• _Website and app data records_:
☆ ☆ ☆ ☆ ☆
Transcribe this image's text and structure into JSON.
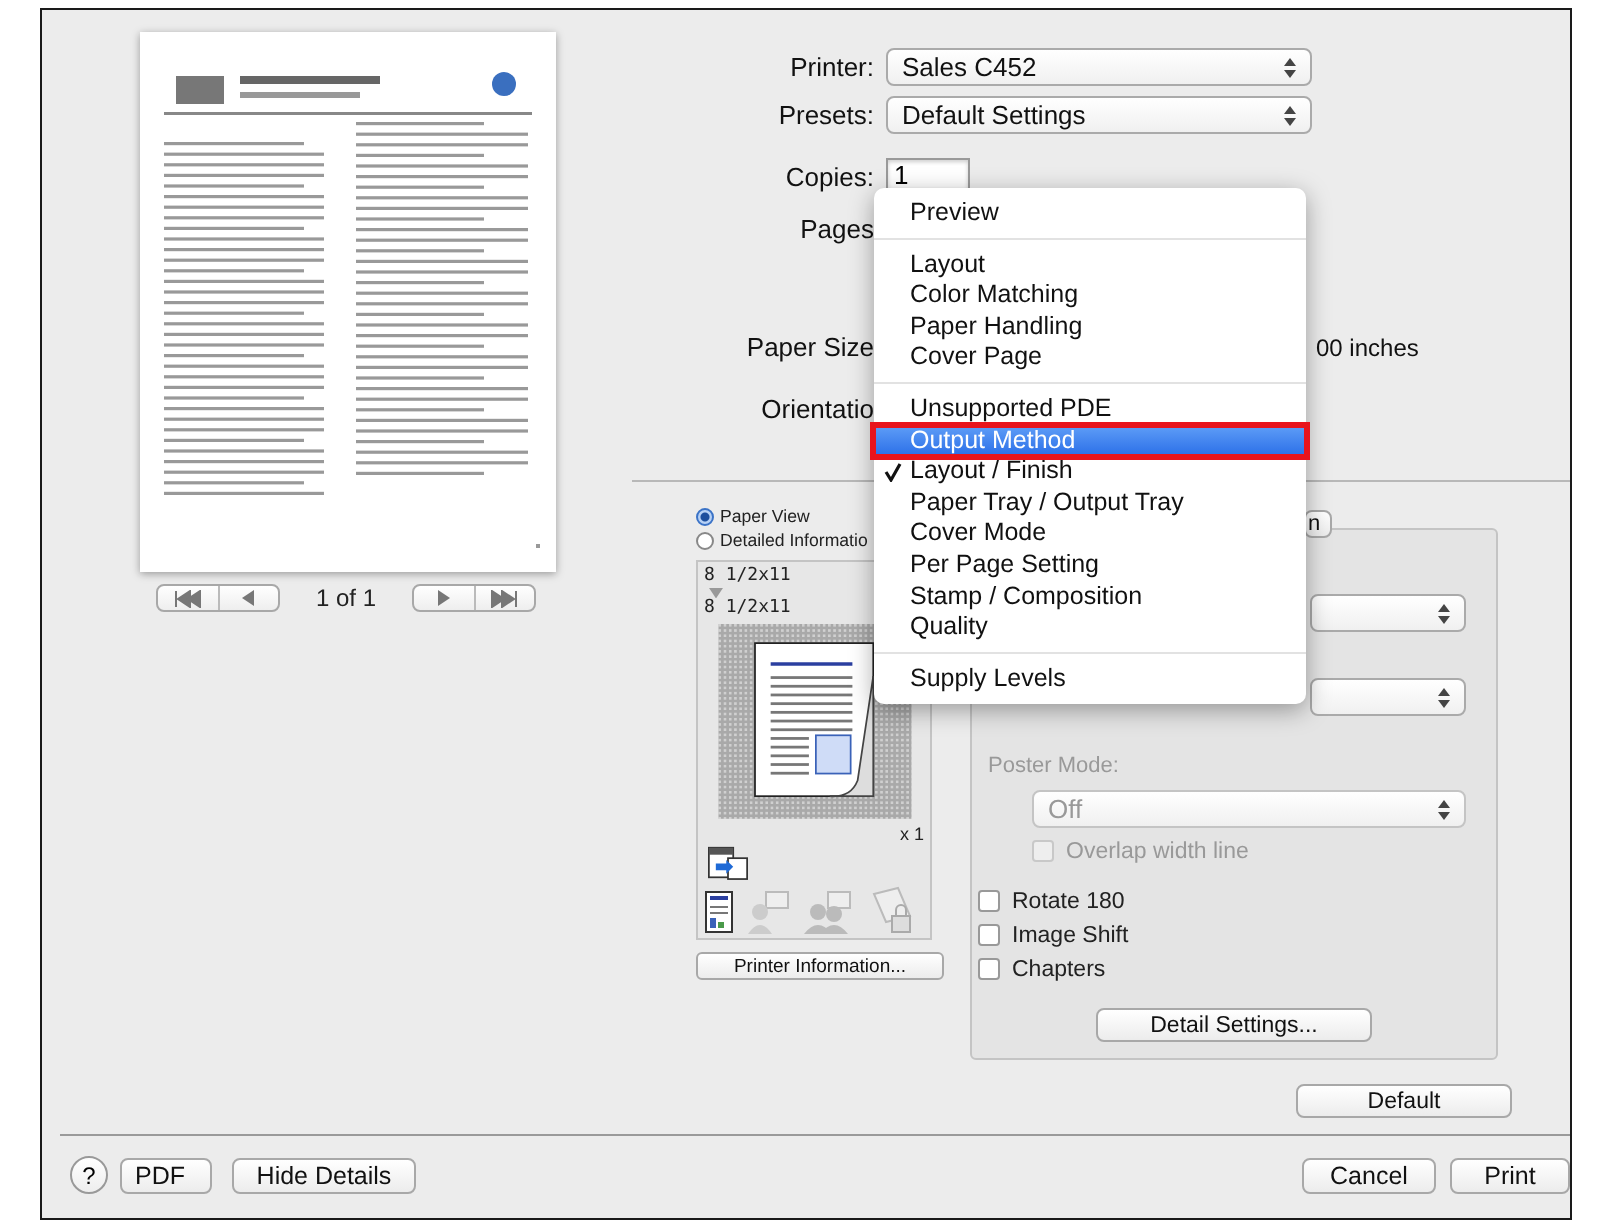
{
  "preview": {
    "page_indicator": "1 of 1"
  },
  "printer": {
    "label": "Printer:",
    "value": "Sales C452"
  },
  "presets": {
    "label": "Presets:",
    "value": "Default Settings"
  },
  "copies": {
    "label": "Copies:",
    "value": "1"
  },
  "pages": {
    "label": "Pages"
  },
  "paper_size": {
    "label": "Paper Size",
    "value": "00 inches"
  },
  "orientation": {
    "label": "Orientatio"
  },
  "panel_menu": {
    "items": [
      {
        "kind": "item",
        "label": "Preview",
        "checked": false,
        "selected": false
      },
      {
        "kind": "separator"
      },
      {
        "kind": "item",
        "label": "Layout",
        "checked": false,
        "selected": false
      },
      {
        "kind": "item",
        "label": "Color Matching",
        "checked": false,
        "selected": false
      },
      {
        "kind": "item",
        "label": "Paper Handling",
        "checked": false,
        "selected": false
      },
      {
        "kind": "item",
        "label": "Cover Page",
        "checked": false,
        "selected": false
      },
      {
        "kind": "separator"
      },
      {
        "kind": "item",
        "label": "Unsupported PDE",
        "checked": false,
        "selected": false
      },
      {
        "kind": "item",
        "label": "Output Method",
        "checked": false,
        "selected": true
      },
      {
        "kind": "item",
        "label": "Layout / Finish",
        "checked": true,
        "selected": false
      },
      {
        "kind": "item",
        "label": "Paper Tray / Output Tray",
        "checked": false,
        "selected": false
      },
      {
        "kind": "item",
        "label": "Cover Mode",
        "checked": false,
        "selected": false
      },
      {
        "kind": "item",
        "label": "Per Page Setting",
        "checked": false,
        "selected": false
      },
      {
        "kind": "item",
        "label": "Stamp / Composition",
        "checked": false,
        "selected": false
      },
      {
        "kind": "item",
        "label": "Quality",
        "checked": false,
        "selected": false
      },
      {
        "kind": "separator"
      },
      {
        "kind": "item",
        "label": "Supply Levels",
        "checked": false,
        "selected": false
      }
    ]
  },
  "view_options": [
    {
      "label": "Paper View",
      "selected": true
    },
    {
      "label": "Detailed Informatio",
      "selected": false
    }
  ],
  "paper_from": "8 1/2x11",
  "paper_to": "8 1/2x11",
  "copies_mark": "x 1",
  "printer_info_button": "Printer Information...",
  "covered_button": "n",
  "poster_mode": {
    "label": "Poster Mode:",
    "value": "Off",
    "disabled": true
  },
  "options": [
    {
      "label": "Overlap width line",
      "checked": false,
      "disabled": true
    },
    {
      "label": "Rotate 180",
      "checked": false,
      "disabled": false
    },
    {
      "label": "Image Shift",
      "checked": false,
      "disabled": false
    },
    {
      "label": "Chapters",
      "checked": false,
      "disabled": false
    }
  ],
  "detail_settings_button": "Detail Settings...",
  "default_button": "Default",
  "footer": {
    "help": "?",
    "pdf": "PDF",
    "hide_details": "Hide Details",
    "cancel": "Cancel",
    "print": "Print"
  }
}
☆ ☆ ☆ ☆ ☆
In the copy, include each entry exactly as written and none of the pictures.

Transcribe this image's text and structure into JSON.
{
  "preview": {
    "page_indicator": "1 of 1"
  },
  "printer": {
    "label": "Printer:",
    "value": "Sales C452"
  },
  "presets": {
    "label": "Presets:",
    "value": "Default Settings"
  },
  "copies": {
    "label": "Copies:",
    "value": "1"
  },
  "pages": {
    "label": "Pages"
  },
  "paper_size": {
    "label": "Paper Size",
    "value": "00 inches"
  },
  "orientation": {
    "label": "Orientatio"
  },
  "panel_menu": {
    "items": [
      {
        "kind": "item",
        "label": "Preview",
        "checked": false,
        "selected": false
      },
      {
        "kind": "separator"
      },
      {
        "kind": "item",
        "label": "Layout",
        "checked": false,
        "selected": false
      },
      {
        "kind": "item",
        "label": "Color Matching",
        "checked": false,
        "selected": false
      },
      {
        "kind": "item",
        "label": "Paper Handling",
        "checked": false,
        "selected": false
      },
      {
        "kind": "item",
        "label": "Cover Page",
        "checked": false,
        "selected": false
      },
      {
        "kind": "separator"
      },
      {
        "kind": "item",
        "label": "Unsupported PDE",
        "checked": false,
        "selected": false
      },
      {
        "kind": "item",
        "label": "Output Method",
        "checked": false,
        "selected": true
      },
      {
        "kind": "item",
        "label": "Layout / Finish",
        "checked": true,
        "selected": false
      },
      {
        "kind": "item",
        "label": "Paper Tray / Output Tray",
        "checked": false,
        "selected": false
      },
      {
        "kind": "item",
        "label": "Cover Mode",
        "checked": false,
        "selected": false
      },
      {
        "kind": "item",
        "label": "Per Page Setting",
        "checked": false,
        "selected": false
      },
      {
        "kind": "item",
        "label": "Stamp / Composition",
        "checked": false,
        "selected": false
      },
      {
        "kind": "item",
        "label": "Quality",
        "checked": false,
        "selected": false
      },
      {
        "kind": "separator"
      },
      {
        "kind": "item",
        "label": "Supply Levels",
        "checked": false,
        "selected": false
      }
    ]
  },
  "view_options": [
    {
      "label": "Paper View",
      "selected": true
    },
    {
      "label": "Detailed Informatio",
      "selected": false
    }
  ],
  "paper_from": "8 1/2x11",
  "paper_to": "8 1/2x11",
  "copies_mark": "x 1",
  "printer_info_button": "Printer Information...",
  "covered_button": "n",
  "poster_mode": {
    "label": "Poster Mode:",
    "value": "Off",
    "disabled": true
  },
  "options": [
    {
      "label": "Overlap width line",
      "checked": false,
      "disabled": true
    },
    {
      "label": "Rotate 180",
      "checked": false,
      "disabled": false
    },
    {
      "label": "Image Shift",
      "checked": false,
      "disabled": false
    },
    {
      "label": "Chapters",
      "checked": false,
      "disabled": false
    }
  ],
  "detail_settings_button": "Detail Settings...",
  "default_button": "Default",
  "footer": {
    "help": "?",
    "pdf": "PDF",
    "hide_details": "Hide Details",
    "cancel": "Cancel",
    "print": "Print"
  }
}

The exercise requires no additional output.